─── Supplied records

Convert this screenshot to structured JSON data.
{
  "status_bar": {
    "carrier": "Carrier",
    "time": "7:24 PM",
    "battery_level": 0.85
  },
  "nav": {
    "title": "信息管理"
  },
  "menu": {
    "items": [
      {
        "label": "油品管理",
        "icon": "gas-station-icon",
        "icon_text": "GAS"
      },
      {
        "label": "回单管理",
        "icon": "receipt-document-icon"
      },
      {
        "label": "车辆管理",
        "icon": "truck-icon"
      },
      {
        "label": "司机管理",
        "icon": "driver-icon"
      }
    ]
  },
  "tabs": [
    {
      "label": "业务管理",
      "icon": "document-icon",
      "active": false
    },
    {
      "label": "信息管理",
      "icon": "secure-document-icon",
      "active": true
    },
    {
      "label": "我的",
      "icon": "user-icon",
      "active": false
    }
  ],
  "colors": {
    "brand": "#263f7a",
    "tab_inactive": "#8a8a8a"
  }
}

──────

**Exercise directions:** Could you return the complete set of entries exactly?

**Exercise solution:**
Convert this screenshot to structured JSON data.
{
  "status_bar": {
    "carrier": "Carrier",
    "time": "7:24 PM",
    "battery_level": 0.85
  },
  "nav": {
    "title": "信息管理"
  },
  "menu": {
    "items": [
      {
        "label": "油品管理",
        "icon": "gas-station-icon",
        "icon_text": "GAS"
      },
      {
        "label": "回单管理",
        "icon": "receipt-document-icon"
      },
      {
        "label": "车辆管理",
        "icon": "truck-icon"
      },
      {
        "label": "司机管理",
        "icon": "driver-icon"
      }
    ]
  },
  "tabs": [
    {
      "label": "业务管理",
      "icon": "document-icon",
      "active": false
    },
    {
      "label": "信息管理",
      "icon": "secure-document-icon",
      "active": true
    },
    {
      "label": "我的",
      "icon": "user-icon",
      "active": false
    }
  ],
  "colors": {
    "brand": "#263f7a",
    "tab_inactive": "#8a8a8a"
  }
}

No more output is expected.